The myth that capitalism ensures freedom remains forcefully and functionally intact to maintain the false dichotomy of capitalism versus communism in the minds of many Westerners. However, capitalism is no guarantee of freedom for the people under its thrall—not economic freedom for the mass of people, not political freedom (as was made clear in America’s last presidential [s]election); not legal freedom (or the POW’s of Guantanamo Bay would be protected by their rights under the Geneva Conventions to receive humane treatment); not freedom from racial prejudice (or 12,000 Arabs would not have been detained September 12th without due process and without due cause beyond their racial profile); not freedom to speak, meet, act, express difference of opinion, enjoy right to privacy (or the freedom-defining amendments to the constitution would not be under attack by the Patriot Act).

Capitalism is not dedicated to the freedom of people; it is dedicated to the freedom of capital, the freedom of big business. Capital is freest when it moves about without obstruction, unencumbered by the pesky concerns of human rights (decent wages and conditions for workers), or national rights to ownership or ecological safeguards. Capital flows more freely when rules and regulations, taxes and tariffs don’t impede its flow. And where does it flow? The route is clear: capital travels from the poorest of the poor countries, to the richest of the rich countries, stopping en route to reward the leaders of each who protect its flow.
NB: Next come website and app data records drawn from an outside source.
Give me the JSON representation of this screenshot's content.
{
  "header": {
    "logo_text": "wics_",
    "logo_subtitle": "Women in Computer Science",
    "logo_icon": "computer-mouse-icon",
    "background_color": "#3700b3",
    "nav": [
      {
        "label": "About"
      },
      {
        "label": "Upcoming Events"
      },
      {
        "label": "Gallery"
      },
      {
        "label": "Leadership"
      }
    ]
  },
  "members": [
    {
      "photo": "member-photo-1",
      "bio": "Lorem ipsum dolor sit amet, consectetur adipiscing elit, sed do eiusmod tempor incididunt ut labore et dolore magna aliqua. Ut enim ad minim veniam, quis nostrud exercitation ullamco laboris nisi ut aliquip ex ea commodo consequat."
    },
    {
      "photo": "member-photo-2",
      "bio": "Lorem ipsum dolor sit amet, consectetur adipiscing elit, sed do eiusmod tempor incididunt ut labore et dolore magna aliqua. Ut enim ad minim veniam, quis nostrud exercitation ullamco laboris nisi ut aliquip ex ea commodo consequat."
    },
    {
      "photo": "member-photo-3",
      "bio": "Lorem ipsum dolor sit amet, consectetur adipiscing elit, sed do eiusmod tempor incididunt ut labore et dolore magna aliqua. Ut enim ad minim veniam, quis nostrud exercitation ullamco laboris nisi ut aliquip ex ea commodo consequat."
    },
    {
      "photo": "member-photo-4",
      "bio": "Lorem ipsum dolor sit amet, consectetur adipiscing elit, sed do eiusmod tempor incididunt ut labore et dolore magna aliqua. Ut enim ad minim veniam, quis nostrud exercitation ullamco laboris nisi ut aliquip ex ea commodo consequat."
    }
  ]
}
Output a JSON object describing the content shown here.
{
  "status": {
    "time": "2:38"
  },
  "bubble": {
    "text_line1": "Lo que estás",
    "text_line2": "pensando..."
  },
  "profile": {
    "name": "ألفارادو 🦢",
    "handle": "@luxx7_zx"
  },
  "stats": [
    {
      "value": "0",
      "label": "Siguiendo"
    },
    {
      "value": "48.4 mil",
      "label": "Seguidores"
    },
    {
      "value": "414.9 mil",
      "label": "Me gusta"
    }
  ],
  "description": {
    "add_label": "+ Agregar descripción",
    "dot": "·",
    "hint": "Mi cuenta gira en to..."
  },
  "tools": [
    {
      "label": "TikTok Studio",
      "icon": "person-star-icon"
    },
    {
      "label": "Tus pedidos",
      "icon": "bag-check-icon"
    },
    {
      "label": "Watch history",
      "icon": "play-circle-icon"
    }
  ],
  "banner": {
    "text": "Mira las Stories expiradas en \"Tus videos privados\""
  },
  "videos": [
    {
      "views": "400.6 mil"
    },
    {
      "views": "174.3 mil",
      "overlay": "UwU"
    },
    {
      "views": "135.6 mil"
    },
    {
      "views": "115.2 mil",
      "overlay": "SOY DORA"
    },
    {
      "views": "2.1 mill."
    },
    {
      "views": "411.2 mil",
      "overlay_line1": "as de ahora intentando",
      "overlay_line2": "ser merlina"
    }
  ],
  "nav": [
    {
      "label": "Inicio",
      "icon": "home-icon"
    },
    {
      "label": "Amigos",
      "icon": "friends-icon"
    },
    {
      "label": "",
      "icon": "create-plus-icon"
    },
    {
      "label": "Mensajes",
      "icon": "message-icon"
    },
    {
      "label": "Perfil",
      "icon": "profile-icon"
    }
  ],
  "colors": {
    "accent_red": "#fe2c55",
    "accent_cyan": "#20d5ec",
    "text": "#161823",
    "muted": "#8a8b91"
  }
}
I have just repeated another dichotomy: I have posited rich Western nations over against poor Third World countries. This too is an utterly false dichotomy. Third World countries are not poor; they are rich in resources, a reality proven by the fact of their colonial rape in centuries past, and their continuing neocolonial rape in the global economy. The fact that big business is interested in them at all shows that it is not the countries that are poor. It is the people of those countries that are poor, because their countries’ resources and their labor potential are being strip-mined by rich Western corporations. This is happening because there are no safeguards protecting ecological and human interests; all the safeguards governing world trade are directed toward the free flow of capital, not the interests of those without capital.

It is our task as educators, as parents, and as responsible citizens of a country where, at least for now, we can continue to speak freely, to break these false dichotomies and help our young wards to develop an alternative language and a healthier conceptual framework that will enable them to think more rationally about current affairs. We must help them to understand the true roots of terrorism, not in the demonized religions of foreigners, but in the frustration and humiliation and the hopeless poverty effected by the neocolonial stranglehold of Western corporate hegemony.

Wherever people’s lives are rendered unlivable, there festers a hotbed that breeds religious fundamentalism, which preaches martyrdom, holy war, and death to infidels for the price of a better world for their children and the heavenly rewards of a transcendental gift system that promises greater justice than its earthly counterpart. If we want to break the cycles of violence that now engulf the globe, it is crucial that we expose the real cause of terrorism, the huge gap between the have’s and the have-not’s of this world, instead of rallying terrorism to increase that gap and justify the big business of war against demonized others.